## Your assignment
Each line of the data below that includes the string "Downloads" must be copied.

## Task input

□ □ □ □ □ □ □

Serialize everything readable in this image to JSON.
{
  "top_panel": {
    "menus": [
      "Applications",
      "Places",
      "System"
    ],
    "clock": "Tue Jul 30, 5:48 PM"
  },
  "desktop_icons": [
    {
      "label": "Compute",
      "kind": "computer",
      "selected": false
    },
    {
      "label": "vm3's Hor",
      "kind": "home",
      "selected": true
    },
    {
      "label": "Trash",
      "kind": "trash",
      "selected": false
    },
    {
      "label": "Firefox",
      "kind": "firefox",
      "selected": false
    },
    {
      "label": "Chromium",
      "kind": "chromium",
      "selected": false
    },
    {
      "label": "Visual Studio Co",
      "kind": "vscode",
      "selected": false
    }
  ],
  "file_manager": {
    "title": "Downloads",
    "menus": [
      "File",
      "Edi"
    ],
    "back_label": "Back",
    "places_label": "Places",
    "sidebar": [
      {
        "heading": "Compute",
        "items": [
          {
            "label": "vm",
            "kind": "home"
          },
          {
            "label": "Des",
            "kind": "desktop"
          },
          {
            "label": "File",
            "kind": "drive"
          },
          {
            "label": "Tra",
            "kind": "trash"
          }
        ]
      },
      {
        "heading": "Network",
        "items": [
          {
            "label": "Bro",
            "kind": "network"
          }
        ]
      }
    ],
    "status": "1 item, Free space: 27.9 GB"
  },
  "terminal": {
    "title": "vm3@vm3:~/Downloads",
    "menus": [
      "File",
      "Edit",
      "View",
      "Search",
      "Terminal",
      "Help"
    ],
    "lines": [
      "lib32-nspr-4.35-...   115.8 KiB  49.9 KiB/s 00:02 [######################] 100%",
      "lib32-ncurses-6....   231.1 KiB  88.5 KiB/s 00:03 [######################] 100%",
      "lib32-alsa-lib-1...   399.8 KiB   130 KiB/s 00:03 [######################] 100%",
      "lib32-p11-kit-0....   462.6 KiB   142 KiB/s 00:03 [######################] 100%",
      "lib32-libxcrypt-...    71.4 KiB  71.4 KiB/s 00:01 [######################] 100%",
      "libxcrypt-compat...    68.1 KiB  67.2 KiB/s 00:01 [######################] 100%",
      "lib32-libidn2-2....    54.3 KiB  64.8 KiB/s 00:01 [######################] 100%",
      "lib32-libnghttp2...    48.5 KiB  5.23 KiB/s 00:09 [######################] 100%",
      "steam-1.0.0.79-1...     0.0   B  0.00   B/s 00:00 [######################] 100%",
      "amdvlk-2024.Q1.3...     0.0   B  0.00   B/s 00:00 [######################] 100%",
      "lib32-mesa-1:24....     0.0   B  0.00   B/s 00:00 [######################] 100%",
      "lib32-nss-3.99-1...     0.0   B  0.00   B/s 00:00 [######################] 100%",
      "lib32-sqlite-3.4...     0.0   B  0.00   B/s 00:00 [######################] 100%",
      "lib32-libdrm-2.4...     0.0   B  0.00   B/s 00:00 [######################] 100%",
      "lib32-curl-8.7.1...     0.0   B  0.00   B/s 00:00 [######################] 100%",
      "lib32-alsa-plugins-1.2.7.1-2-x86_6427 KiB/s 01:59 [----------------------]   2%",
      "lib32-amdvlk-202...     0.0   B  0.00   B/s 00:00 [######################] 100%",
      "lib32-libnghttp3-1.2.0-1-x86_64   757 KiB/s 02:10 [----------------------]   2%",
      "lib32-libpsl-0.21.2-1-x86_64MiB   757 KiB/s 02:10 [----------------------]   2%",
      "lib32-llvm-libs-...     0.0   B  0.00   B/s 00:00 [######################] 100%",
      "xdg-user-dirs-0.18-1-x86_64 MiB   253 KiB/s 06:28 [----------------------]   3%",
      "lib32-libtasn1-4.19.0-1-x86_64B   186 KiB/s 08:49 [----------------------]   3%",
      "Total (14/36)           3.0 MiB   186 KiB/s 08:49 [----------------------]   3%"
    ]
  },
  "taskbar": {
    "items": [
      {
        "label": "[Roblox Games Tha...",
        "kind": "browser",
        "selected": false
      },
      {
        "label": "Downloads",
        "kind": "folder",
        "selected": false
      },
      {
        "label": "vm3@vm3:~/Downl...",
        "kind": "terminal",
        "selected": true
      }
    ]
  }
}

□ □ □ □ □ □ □

## Solved problem
    "title": "Downloads",
    "title": "vm3@vm3:~/Downloads",
        "label": "Downloads",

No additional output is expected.